A little over thirty minutes into our reading we were startled by a load noise coming directly below us. It was a large Humpback whale that had crossed under the ship and was blowing as it surfaced directly below our stateroom.
We had been whale watching before and had seen whales off of Hawaii, Vancouver Island and in Alaska. On one cruse up the Inner Passage we had a pod of Orcas pace the ship for over a half hour. With them I never got a picture because we never knew where they would surface next and before you could react – they were gone.
This time at Icy Straight Point our Humpback stayed near us for twenty minutes, circling and diving and putting on a real show. Most of our fellow passengers were off exploring and it didn’t seem this whale was drawing much attention at all.
That evening talking to our shipmates it seemed that the whale watch tours were mostly a dud. The kayakers had seen whales but none had come anywhere near the group and one whale watching boat had not seen any whales at all.
A repositioning cruise traditionally is when a cruise company needs to move ships from one seasonal location to another. Winter is cruising season in the Caribbean while Europe is a Summer market. For that reason dozens of cruise ships head out across the Atlantic every Spring. These Atlantic crossing occur twice a year and are by-far the most common repositioning cruises. There are also other repositioning cruises including Fall Alaska cruises taking ships back to the Caribbean and out across the Pacific. Another opportunity is a late Summer reposition movement down to South America and back in the Spring.

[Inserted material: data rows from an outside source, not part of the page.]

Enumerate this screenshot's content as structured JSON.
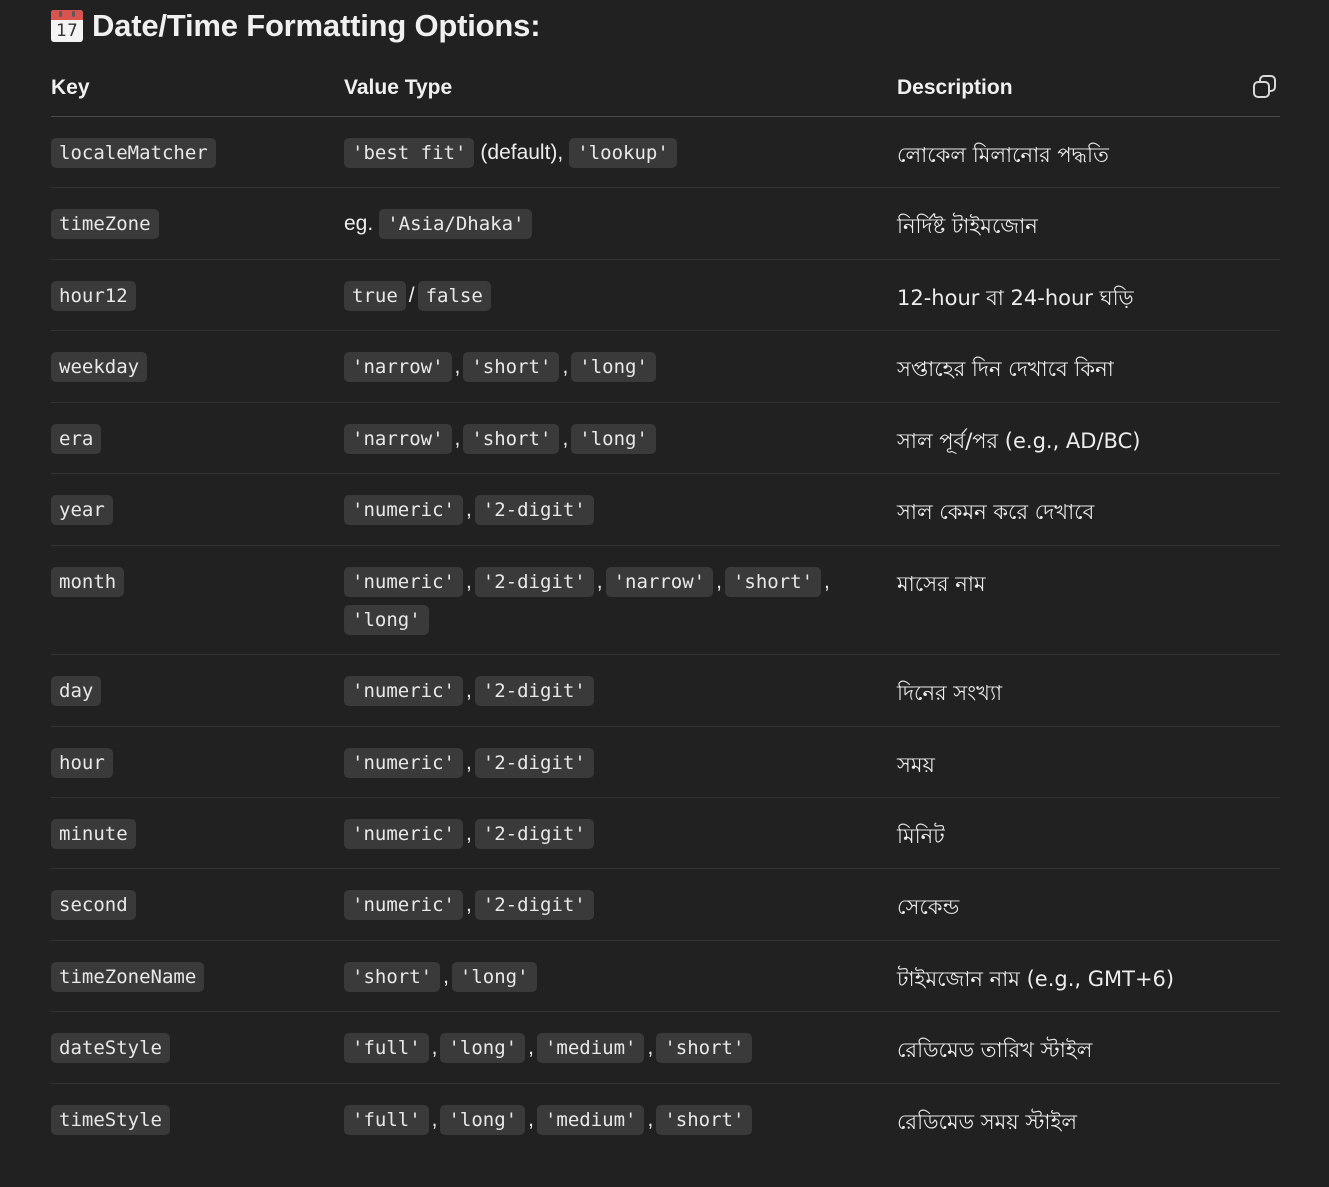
{
  "heading": {
    "icon_day": "17",
    "title": "Date/Time Formatting Options:"
  },
  "table": {
    "headers": {
      "key": "Key",
      "value_type": "Value Type",
      "description": "Description"
    },
    "rows": [
      {
        "key": "localeMatcher",
        "value_parts": [
          {
            "type": "code",
            "text": "'best fit'"
          },
          {
            "type": "text_after",
            "text": "(default),"
          },
          {
            "type": "code",
            "text": "'lookup'"
          }
        ],
        "description": "লোকেল মিলানোর পদ্ধতি"
      },
      {
        "key": "timeZone",
        "value_parts": [
          {
            "type": "text",
            "text": "eg."
          },
          {
            "type": "code",
            "text": "'Asia/Dhaka'"
          }
        ],
        "description": "নির্দিষ্ট টাইমজোন"
      },
      {
        "key": "hour12",
        "value_parts": [
          {
            "type": "code",
            "text": "true"
          },
          {
            "type": "sep",
            "text": "/"
          },
          {
            "type": "code",
            "text": "false"
          }
        ],
        "description": "12-hour বা 24-hour ঘড়ি"
      },
      {
        "key": "weekday",
        "value_parts": [
          {
            "type": "code",
            "text": "'narrow'"
          },
          {
            "type": "sep",
            "text": ","
          },
          {
            "type": "code",
            "text": "'short'"
          },
          {
            "type": "sep",
            "text": ","
          },
          {
            "type": "code",
            "text": "'long'"
          }
        ],
        "description": "সপ্তাহের দিন দেখাবে কিনা"
      },
      {
        "key": "era",
        "value_parts": [
          {
            "type": "code",
            "text": "'narrow'"
          },
          {
            "type": "sep",
            "text": ","
          },
          {
            "type": "code",
            "text": "'short'"
          },
          {
            "type": "sep",
            "text": ","
          },
          {
            "type": "code",
            "text": "'long'"
          }
        ],
        "description": "সাল পূর্ব/পর (e.g., AD/BC)"
      },
      {
        "key": "year",
        "value_parts": [
          {
            "type": "code",
            "text": "'numeric'"
          },
          {
            "type": "sep",
            "text": ","
          },
          {
            "type": "code",
            "text": "'2-digit'"
          }
        ],
        "description": "সাল কেমন করে দেখাবে"
      },
      {
        "key": "month",
        "value_parts": [
          {
            "type": "code",
            "text": "'numeric'"
          },
          {
            "type": "sep",
            "text": ","
          },
          {
            "type": "code",
            "text": "'2-digit'"
          },
          {
            "type": "sep",
            "text": ","
          },
          {
            "type": "code",
            "text": "'narrow'"
          },
          {
            "type": "sep",
            "text": ","
          },
          {
            "type": "code",
            "text": "'short'"
          },
          {
            "type": "sep",
            "text": ","
          },
          {
            "type": "code",
            "text": "'long'"
          }
        ],
        "description": "মাসের নাম"
      },
      {
        "key": "day",
        "value_parts": [
          {
            "type": "code",
            "text": "'numeric'"
          },
          {
            "type": "sep",
            "text": ","
          },
          {
            "type": "code",
            "text": "'2-digit'"
          }
        ],
        "description": "দিনের সংখ্যা"
      },
      {
        "key": "hour",
        "value_parts": [
          {
            "type": "code",
            "text": "'numeric'"
          },
          {
            "type": "sep",
            "text": ","
          },
          {
            "type": "code",
            "text": "'2-digit'"
          }
        ],
        "description": "সময়"
      },
      {
        "key": "minute",
        "value_parts": [
          {
            "type": "code",
            "text": "'numeric'"
          },
          {
            "type": "sep",
            "text": ","
          },
          {
            "type": "code",
            "text": "'2-digit'"
          }
        ],
        "description": "মিনিট"
      },
      {
        "key": "second",
        "value_parts": [
          {
            "type": "code",
            "text": "'numeric'"
          },
          {
            "type": "sep",
            "text": ","
          },
          {
            "type": "code",
            "text": "'2-digit'"
          }
        ],
        "description": "সেকেন্ড"
      },
      {
        "key": "timeZoneName",
        "value_parts": [
          {
            "type": "code",
            "text": "'short'"
          },
          {
            "type": "sep",
            "text": ","
          },
          {
            "type": "code",
            "text": "'long'"
          }
        ],
        "description": "টাইমজোন নাম (e.g., GMT+6)"
      },
      {
        "key": "dateStyle",
        "value_parts": [
          {
            "type": "code",
            "text": "'full'"
          },
          {
            "type": "sep",
            "text": ","
          },
          {
            "type": "code",
            "text": "'long'"
          },
          {
            "type": "sep",
            "text": ","
          },
          {
            "type": "code",
            "text": "'medium'"
          },
          {
            "type": "sep",
            "text": ","
          },
          {
            "type": "code",
            "text": "'short'"
          }
        ],
        "description": "রেডিমেড তারিখ স্টাইল"
      },
      {
        "key": "timeStyle",
        "value_parts": [
          {
            "type": "code",
            "text": "'full'"
          },
          {
            "type": "sep",
            "text": ","
          },
          {
            "type": "code",
            "text": "'long'"
          },
          {
            "type": "sep",
            "text": ","
          },
          {
            "type": "code",
            "text": "'medium'"
          },
          {
            "type": "sep",
            "text": ","
          },
          {
            "type": "code",
            "text": "'short'"
          }
        ],
        "description": "রেডিমেড সময় স্টাইল"
      }
    ]
  },
  "icons": {
    "heading": "calendar-icon",
    "copy": "copy-icon"
  },
  "colors": {
    "background": "#212121",
    "code_background": "#3a3a3a",
    "text": "#ececec",
    "divider": "#333333"
  }
}
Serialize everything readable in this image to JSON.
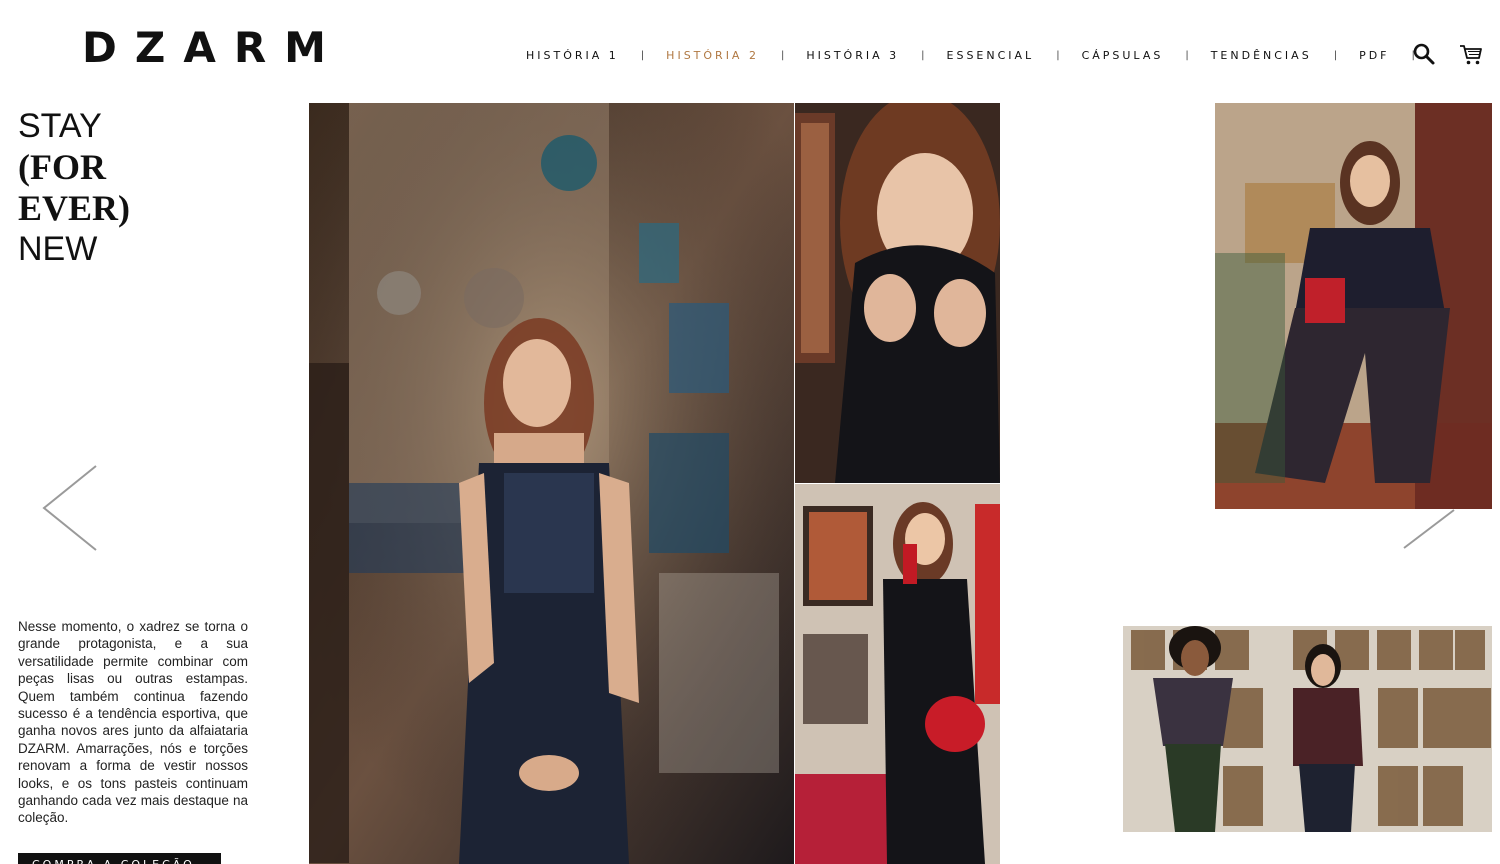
{
  "brand": {
    "logo": "DZARM"
  },
  "nav": {
    "items": [
      {
        "label": "HISTÓRIA 1",
        "active": false
      },
      {
        "label": "HISTÓRIA 2",
        "active": true
      },
      {
        "label": "HISTÓRIA 3",
        "active": false
      },
      {
        "label": "ESSENCIAL",
        "active": false
      },
      {
        "label": "CÁPSULAS",
        "active": false
      },
      {
        "label": "TENDÊNCIAS",
        "active": false
      },
      {
        "label": "PDF",
        "active": false
      }
    ],
    "separator": "|",
    "icons": [
      "search-icon",
      "cart-icon"
    ]
  },
  "headline": {
    "line1": "STAY",
    "line2": "(FOR",
    "line3": "EVER)",
    "line4": "NEW"
  },
  "body_copy": "Nesse momento, o xadrez se torna o grande protagonista, e a sua versatilidade permite combinar com peças lisas ou outras estampas. Quem também continua fazendo sucesso é a tendência esportiva, que ganha novos ares junto da alfaiataria DZARM. Amarrações, nós e torções renovam a forma de vestir nossos looks, e os tons pasteis continuam ganhando cada vez mais destaque na coleção.",
  "cta": {
    "label": "COMPRA A COLEÇÃO"
  },
  "carousel": {
    "prev_icon": "chevron-left-icon",
    "next_icon": "chevron-right-icon"
  },
  "colors": {
    "accent": "#b07842",
    "text": "#111111"
  },
  "photos": [
    "woman-in-plaid-dress-antique-room",
    "woman-black-turtleneck-closeup",
    "woman-with-red-telephone",
    "woman-seated-in-plaid-pants",
    "two-women-frames-wall"
  ]
}
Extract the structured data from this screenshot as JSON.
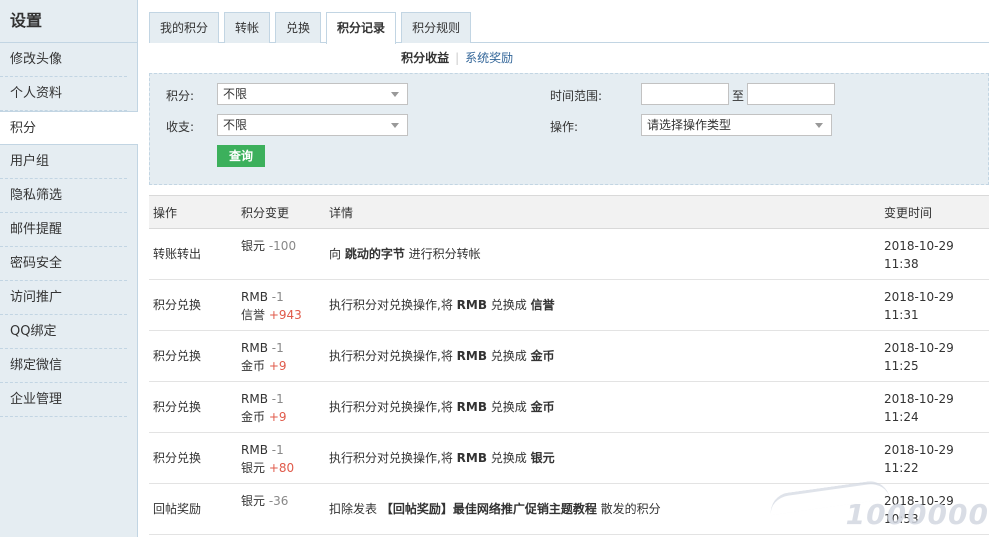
{
  "sidebar": {
    "title": "设置",
    "items": [
      {
        "label": "修改头像",
        "active": false
      },
      {
        "label": "个人资料",
        "active": false
      },
      {
        "label": "积分",
        "active": true
      },
      {
        "label": "用户组",
        "active": false
      },
      {
        "label": "隐私筛选",
        "active": false
      },
      {
        "label": "邮件提醒",
        "active": false
      },
      {
        "label": "密码安全",
        "active": false
      },
      {
        "label": "访问推广",
        "active": false
      },
      {
        "label": "QQ绑定",
        "active": false
      },
      {
        "label": "绑定微信",
        "active": false
      },
      {
        "label": "企业管理",
        "active": false
      }
    ]
  },
  "tabs": [
    {
      "label": "我的积分",
      "active": false
    },
    {
      "label": "转帐",
      "active": false
    },
    {
      "label": "兑换",
      "active": false
    },
    {
      "label": "积分记录",
      "active": true
    },
    {
      "label": "积分规则",
      "active": false
    }
  ],
  "subnav": {
    "active": "积分收益",
    "link": "系统奖励",
    "sep": "|"
  },
  "filter": {
    "credit_label": "积分:",
    "credit_value": "不限",
    "inout_label": "收支:",
    "inout_value": "不限",
    "time_label": "时间范围:",
    "time_to": "至",
    "op_label": "操作:",
    "op_value": "请选择操作类型",
    "query_button": "查询"
  },
  "table": {
    "headers": {
      "op": "操作",
      "change": "积分变更",
      "detail": "详情",
      "time": "变更时间"
    },
    "rows": [
      {
        "op": "转账转出",
        "changes": [
          {
            "unit": "银元",
            "delta": "-100",
            "sign": "neg"
          }
        ],
        "detail": [
          {
            "t": "向 ",
            "b": false
          },
          {
            "t": "跳动的字节",
            "b": true
          },
          {
            "t": " 进行积分转帐",
            "b": false
          }
        ],
        "date": "2018-10-29",
        "time": "11:38"
      },
      {
        "op": "积分兑换",
        "changes": [
          {
            "unit": "RMB",
            "delta": "-1",
            "sign": "neg"
          },
          {
            "unit": "信誉",
            "delta": "+943",
            "sign": "pos"
          }
        ],
        "detail": [
          {
            "t": "执行积分对兑换操作,将 ",
            "b": false
          },
          {
            "t": "RMB",
            "b": true
          },
          {
            "t": " 兑换成 ",
            "b": false
          },
          {
            "t": "信誉",
            "b": true
          }
        ],
        "date": "2018-10-29",
        "time": "11:31"
      },
      {
        "op": "积分兑换",
        "changes": [
          {
            "unit": "RMB",
            "delta": "-1",
            "sign": "neg"
          },
          {
            "unit": "金币",
            "delta": "+9",
            "sign": "pos"
          }
        ],
        "detail": [
          {
            "t": "执行积分对兑换操作,将 ",
            "b": false
          },
          {
            "t": "RMB",
            "b": true
          },
          {
            "t": " 兑换成 ",
            "b": false
          },
          {
            "t": "金币",
            "b": true
          }
        ],
        "date": "2018-10-29",
        "time": "11:25"
      },
      {
        "op": "积分兑换",
        "changes": [
          {
            "unit": "RMB",
            "delta": "-1",
            "sign": "neg"
          },
          {
            "unit": "金币",
            "delta": "+9",
            "sign": "pos"
          }
        ],
        "detail": [
          {
            "t": "执行积分对兑换操作,将 ",
            "b": false
          },
          {
            "t": "RMB",
            "b": true
          },
          {
            "t": " 兑换成 ",
            "b": false
          },
          {
            "t": "金币",
            "b": true
          }
        ],
        "date": "2018-10-29",
        "time": "11:24"
      },
      {
        "op": "积分兑换",
        "changes": [
          {
            "unit": "RMB",
            "delta": "-1",
            "sign": "neg"
          },
          {
            "unit": "银元",
            "delta": "+80",
            "sign": "pos"
          }
        ],
        "detail": [
          {
            "t": "执行积分对兑换操作,将 ",
            "b": false
          },
          {
            "t": "RMB",
            "b": true
          },
          {
            "t": " 兑换成 ",
            "b": false
          },
          {
            "t": "银元",
            "b": true
          }
        ],
        "date": "2018-10-29",
        "time": "11:22"
      },
      {
        "op": "回帖奖励",
        "changes": [
          {
            "unit": "银元",
            "delta": "-36",
            "sign": "neg"
          }
        ],
        "detail": [
          {
            "t": "扣除发表 ",
            "b": false
          },
          {
            "t": "【回帖奖励】最佳网络推广促销主题教程",
            "b": true
          },
          {
            "t": " 散发的积分",
            "b": false
          }
        ],
        "date": "2018-10-29",
        "time": "10:53"
      }
    ]
  },
  "watermark": "1000000"
}
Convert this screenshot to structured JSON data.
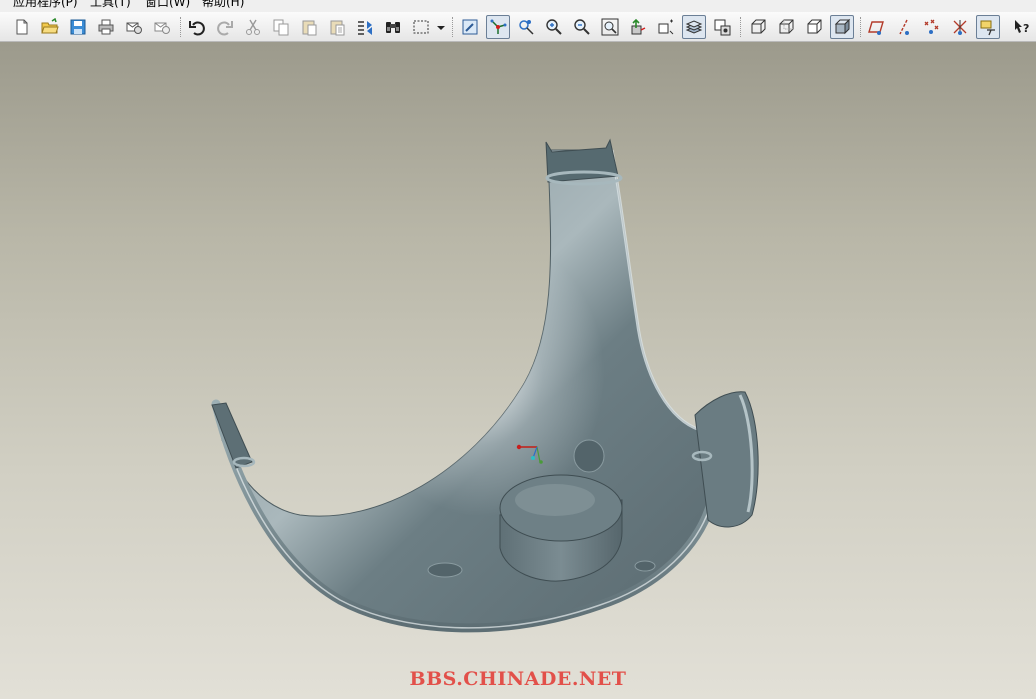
{
  "menubar": {
    "items": [
      {
        "label": "应用程序(P)"
      },
      {
        "label": "工具(T)"
      },
      {
        "label": "窗口(W)"
      },
      {
        "label": "帮助(H)"
      }
    ]
  },
  "toolbar": {
    "icons": [
      "new-file-icon",
      "open-folder-icon",
      "save-icon",
      "print-icon",
      "mail-icon",
      "mail-send-icon",
      "undo-icon",
      "redo-icon",
      "cut-icon",
      "copy-icon",
      "paste-icon",
      "paste-special-icon",
      "regenerate-icon",
      "find-icon",
      "selection-box-icon",
      "dropdown-arrow-icon",
      "repaint-icon",
      "spin-center-icon",
      "orient-mode-icon",
      "zoom-in-icon",
      "zoom-out-icon",
      "refit-icon",
      "reorient-icon",
      "saved-views-icon",
      "layers-icon",
      "view-manager-icon",
      "wireframe-icon",
      "hidden-line-icon",
      "no-hidden-icon",
      "shading-icon",
      "datum-planes-icon",
      "datum-axes-icon",
      "datum-points-icon",
      "coordinate-systems-icon",
      "annotations-icon",
      "context-help-icon"
    ],
    "accent_color": "#6b7f96"
  },
  "viewport": {
    "background_top": "#9c9a8c",
    "background_bottom": "#e2e0d7",
    "model_color": "#6f8389"
  },
  "watermark": {
    "text": "BBS.CHINADE.NET",
    "color": "#e2504a"
  }
}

In the past, many of these cruises have been tremendous bargains. A number of years ago these 12 to 15 night cruises could be had for four or five hundred dollars per passenger but probably not any longer. At times those repositioning cruise could even be less expensive than airfare. The down side was that you would have seven to nine straight days at sea. The up side was that the ships provided the same entertainment, the same great cuisine and the same attentive service. Additionally most of these cruises also provided a port call or two at each end of the cruise.
Lately, as cruising gets more popular and more people become frequent cruisers the ships have less trouble filling these cruise cabins and the pricing has regularly adjusted upward as a result. Even so, these cruises are still a very good value considering the length of the cruise.
To decide if these cruises are for you, consider a number of questions about what particularly appeals to you about cruising. In our case we really like the port visits and getting an introduction to exotic locations but we also enjoy the down time provided by “sea days”. We actually look forward to opportunities to catch up on our reading and each of us will go thru a number of books on a crossing. We also appreciate the time to organize our writing and photography. In our case we usually find it easy to stay busy but we know people that claim they would go crazy being stuck on a ship for a week or more.
In addition to the good value these cruises offer some cruise lines have added additional programs for passengers. They range from painting classes to lectures on varied topics. We’ve listened to lectures from a former director of the Kennedy Space Center, an archaeologist discuss their digs in the Eastern Mediterranean and a young lady talking about her adventures solo-sailing across the Atlantic.
So, the next time you start looking at cruise destinations you might consider a repositioning cruise as a good options.